→ **Work request**
Work out how many lines in this listing hold the word "Create", and give the number with nothing added.

--- START ---

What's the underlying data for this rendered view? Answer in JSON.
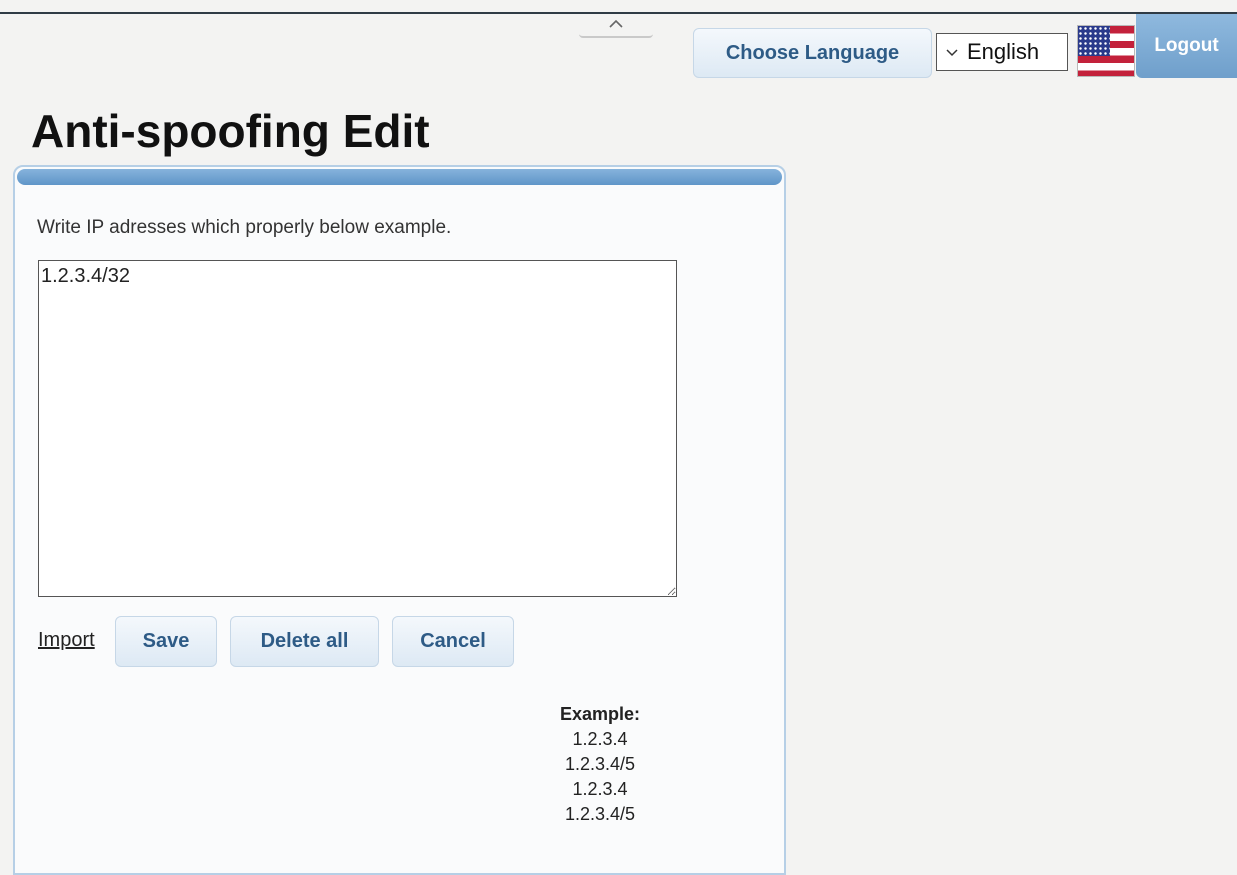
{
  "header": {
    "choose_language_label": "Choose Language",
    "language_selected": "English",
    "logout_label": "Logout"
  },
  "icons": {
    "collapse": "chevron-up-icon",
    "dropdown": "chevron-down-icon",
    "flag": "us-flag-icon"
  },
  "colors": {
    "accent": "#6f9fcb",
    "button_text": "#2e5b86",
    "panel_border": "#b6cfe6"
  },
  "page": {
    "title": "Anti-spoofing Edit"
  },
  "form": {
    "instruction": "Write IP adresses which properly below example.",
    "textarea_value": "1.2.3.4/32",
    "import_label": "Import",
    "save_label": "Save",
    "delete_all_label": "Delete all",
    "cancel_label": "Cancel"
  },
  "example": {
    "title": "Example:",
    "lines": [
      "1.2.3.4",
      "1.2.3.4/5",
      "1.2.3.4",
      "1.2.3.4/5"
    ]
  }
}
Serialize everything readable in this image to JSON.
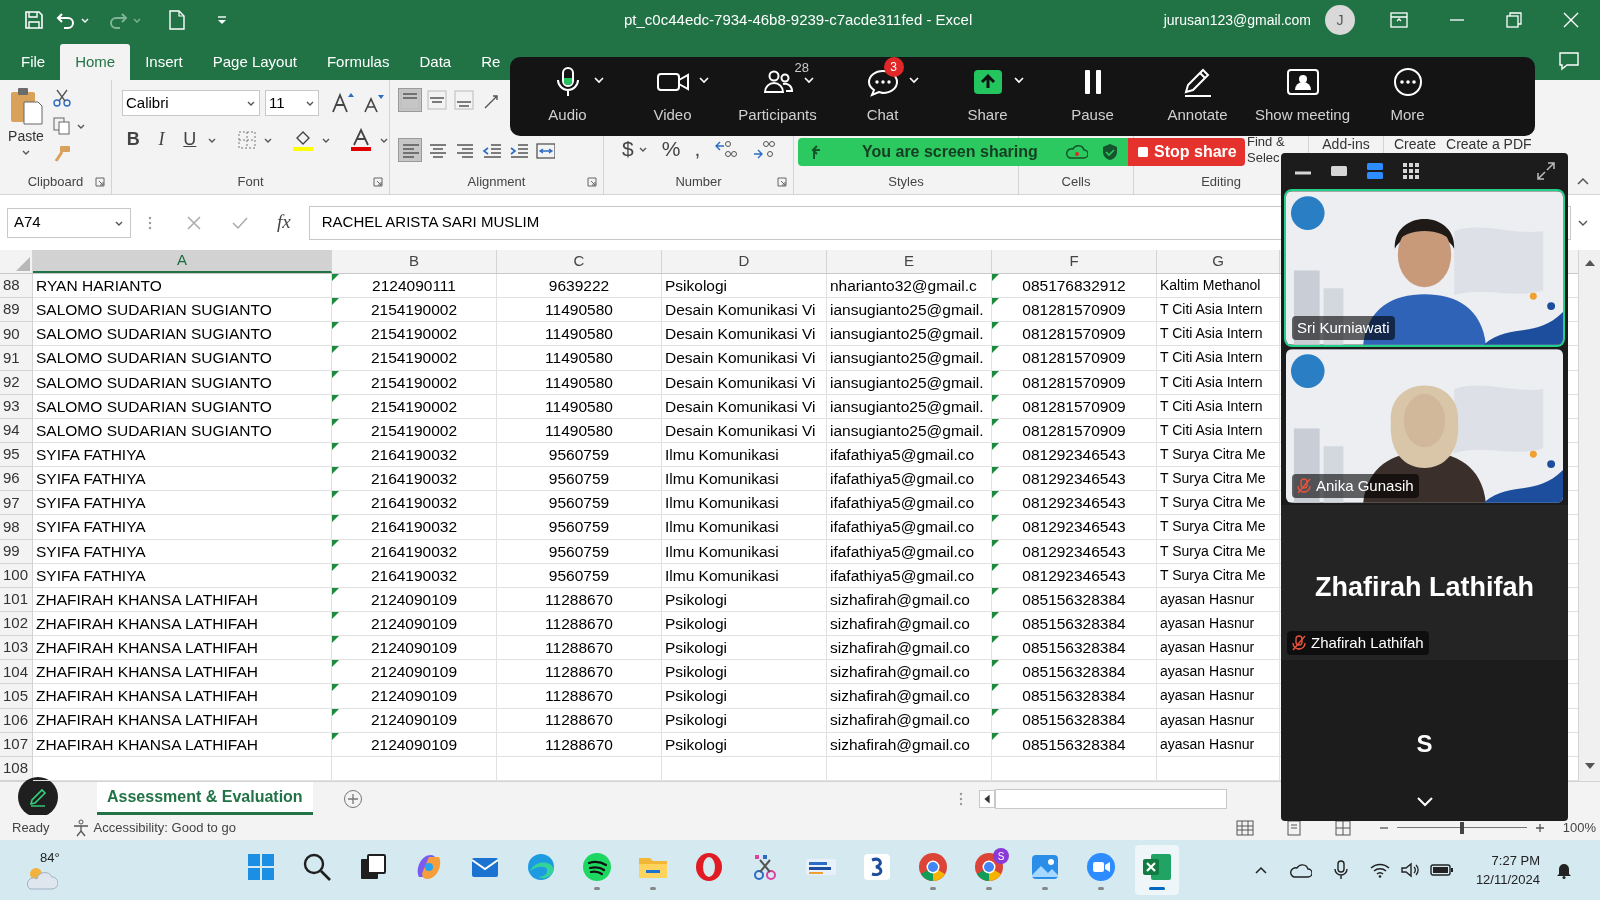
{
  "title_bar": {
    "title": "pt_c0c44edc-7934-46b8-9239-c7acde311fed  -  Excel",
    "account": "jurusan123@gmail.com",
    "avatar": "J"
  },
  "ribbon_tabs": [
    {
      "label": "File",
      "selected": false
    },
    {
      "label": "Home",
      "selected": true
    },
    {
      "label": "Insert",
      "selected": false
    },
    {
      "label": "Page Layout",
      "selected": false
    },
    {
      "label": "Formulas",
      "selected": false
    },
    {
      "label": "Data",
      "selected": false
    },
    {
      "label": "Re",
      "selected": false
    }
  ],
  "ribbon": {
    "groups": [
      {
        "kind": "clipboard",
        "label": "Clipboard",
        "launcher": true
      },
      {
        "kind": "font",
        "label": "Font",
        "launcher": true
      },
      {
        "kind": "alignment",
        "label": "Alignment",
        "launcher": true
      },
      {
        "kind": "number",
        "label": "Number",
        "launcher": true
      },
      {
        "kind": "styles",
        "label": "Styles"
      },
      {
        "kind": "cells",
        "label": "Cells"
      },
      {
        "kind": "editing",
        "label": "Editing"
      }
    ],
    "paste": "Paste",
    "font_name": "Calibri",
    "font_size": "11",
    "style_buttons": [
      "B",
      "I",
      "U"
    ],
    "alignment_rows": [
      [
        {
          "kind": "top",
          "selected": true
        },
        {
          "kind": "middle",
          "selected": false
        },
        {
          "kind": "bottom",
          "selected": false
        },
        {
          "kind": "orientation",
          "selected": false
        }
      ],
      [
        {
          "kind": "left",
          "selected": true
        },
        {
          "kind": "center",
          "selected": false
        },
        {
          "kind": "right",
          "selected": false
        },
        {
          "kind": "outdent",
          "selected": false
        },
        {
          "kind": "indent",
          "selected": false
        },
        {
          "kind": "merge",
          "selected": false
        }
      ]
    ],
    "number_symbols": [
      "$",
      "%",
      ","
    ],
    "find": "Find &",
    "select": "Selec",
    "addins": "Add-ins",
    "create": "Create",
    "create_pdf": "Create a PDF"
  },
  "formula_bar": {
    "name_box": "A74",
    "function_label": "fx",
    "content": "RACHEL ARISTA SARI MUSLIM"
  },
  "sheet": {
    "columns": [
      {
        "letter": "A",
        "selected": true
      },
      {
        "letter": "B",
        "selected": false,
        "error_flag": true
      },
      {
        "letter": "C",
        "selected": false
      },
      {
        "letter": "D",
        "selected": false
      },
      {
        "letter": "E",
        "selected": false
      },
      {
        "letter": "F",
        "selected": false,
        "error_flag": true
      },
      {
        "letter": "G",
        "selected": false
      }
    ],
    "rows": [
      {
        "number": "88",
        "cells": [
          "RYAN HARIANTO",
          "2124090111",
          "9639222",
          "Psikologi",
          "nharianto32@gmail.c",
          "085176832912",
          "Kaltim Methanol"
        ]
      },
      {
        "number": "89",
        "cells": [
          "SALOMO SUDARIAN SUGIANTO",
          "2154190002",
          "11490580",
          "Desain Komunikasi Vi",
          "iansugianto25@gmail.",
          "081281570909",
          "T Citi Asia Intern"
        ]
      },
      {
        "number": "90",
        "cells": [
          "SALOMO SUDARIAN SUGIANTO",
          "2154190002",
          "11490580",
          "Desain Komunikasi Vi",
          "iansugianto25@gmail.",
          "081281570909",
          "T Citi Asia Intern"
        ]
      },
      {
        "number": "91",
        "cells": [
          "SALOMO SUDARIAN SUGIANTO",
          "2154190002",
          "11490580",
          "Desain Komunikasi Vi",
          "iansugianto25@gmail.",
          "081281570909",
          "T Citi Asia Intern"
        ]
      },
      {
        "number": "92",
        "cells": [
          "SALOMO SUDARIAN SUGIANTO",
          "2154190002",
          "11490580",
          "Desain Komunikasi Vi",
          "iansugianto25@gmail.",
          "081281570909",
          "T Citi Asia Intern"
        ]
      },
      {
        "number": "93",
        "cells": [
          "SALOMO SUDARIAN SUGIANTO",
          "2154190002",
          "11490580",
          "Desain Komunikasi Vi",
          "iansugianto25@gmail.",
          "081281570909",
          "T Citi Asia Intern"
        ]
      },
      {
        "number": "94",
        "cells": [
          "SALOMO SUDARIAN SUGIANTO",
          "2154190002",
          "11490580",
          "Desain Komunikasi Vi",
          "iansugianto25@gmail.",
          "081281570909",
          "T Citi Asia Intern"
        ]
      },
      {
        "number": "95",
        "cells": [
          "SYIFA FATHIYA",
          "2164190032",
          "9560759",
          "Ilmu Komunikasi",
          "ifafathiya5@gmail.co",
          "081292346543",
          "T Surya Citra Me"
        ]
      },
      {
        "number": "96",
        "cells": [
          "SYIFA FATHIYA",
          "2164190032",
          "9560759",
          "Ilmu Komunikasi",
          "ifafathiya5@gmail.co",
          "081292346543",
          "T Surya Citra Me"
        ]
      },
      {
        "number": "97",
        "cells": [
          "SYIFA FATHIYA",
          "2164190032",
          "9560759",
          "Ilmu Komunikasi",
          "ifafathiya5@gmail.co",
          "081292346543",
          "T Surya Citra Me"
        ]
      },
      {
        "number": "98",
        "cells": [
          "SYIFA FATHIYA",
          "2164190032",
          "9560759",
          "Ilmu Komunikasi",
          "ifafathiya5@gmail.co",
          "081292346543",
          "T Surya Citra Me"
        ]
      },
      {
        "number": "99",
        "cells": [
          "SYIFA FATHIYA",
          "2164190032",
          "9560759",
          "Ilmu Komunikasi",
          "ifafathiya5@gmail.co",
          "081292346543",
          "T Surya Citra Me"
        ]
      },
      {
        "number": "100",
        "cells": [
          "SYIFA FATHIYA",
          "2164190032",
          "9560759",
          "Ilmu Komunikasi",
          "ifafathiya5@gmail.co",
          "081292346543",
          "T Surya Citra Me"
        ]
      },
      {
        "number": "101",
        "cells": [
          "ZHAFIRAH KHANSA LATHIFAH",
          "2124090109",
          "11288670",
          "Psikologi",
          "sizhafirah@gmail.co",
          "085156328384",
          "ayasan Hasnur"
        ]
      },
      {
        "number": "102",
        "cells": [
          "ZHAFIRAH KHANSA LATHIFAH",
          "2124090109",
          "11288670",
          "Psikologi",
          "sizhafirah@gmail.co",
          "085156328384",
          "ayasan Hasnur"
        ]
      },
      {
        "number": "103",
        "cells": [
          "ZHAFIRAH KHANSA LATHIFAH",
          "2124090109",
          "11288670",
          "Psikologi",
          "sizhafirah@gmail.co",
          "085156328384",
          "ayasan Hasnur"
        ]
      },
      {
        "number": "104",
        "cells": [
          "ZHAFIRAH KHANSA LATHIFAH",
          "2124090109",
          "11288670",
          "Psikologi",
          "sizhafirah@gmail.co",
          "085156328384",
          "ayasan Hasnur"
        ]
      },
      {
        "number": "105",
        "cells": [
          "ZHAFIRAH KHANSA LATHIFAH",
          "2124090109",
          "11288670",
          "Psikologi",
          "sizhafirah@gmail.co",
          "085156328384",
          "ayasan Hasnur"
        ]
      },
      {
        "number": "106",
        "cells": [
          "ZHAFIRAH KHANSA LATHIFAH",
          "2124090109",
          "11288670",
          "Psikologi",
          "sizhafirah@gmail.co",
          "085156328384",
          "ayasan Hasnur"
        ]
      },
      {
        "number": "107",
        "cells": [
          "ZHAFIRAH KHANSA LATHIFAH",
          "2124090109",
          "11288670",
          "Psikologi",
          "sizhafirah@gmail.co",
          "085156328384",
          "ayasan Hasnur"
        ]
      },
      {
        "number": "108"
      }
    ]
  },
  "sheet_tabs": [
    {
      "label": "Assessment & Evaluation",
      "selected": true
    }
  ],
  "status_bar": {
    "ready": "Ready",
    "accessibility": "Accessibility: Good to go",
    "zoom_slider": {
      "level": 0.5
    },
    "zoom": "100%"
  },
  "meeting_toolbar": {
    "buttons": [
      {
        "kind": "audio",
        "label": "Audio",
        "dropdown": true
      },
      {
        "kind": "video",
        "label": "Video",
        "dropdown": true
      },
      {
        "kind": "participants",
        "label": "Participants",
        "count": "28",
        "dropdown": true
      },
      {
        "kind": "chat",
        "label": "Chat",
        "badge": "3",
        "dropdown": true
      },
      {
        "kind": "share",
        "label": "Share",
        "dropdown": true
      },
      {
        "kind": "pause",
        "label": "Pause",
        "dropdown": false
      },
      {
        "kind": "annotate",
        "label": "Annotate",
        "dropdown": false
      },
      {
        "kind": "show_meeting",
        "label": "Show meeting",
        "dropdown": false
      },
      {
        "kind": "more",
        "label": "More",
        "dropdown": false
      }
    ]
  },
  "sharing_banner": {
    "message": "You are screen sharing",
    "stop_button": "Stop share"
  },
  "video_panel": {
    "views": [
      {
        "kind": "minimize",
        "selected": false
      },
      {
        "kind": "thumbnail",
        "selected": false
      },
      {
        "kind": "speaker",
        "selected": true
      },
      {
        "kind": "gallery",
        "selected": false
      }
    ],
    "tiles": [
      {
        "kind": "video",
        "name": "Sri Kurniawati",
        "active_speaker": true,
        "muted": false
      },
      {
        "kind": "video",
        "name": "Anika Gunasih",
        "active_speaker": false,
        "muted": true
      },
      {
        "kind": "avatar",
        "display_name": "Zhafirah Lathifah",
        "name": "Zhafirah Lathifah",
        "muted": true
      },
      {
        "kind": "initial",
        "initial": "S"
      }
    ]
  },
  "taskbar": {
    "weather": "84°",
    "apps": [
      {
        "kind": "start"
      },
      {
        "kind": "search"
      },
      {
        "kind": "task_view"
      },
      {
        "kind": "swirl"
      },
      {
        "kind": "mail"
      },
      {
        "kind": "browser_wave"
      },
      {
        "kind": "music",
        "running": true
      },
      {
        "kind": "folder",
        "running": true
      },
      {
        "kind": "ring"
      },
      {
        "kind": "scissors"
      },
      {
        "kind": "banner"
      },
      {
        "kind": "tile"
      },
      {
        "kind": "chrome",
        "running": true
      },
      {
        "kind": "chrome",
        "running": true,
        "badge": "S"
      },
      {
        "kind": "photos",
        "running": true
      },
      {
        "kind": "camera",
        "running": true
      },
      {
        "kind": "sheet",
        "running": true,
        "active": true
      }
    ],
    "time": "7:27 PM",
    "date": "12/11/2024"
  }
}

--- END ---

→ **Task output**
2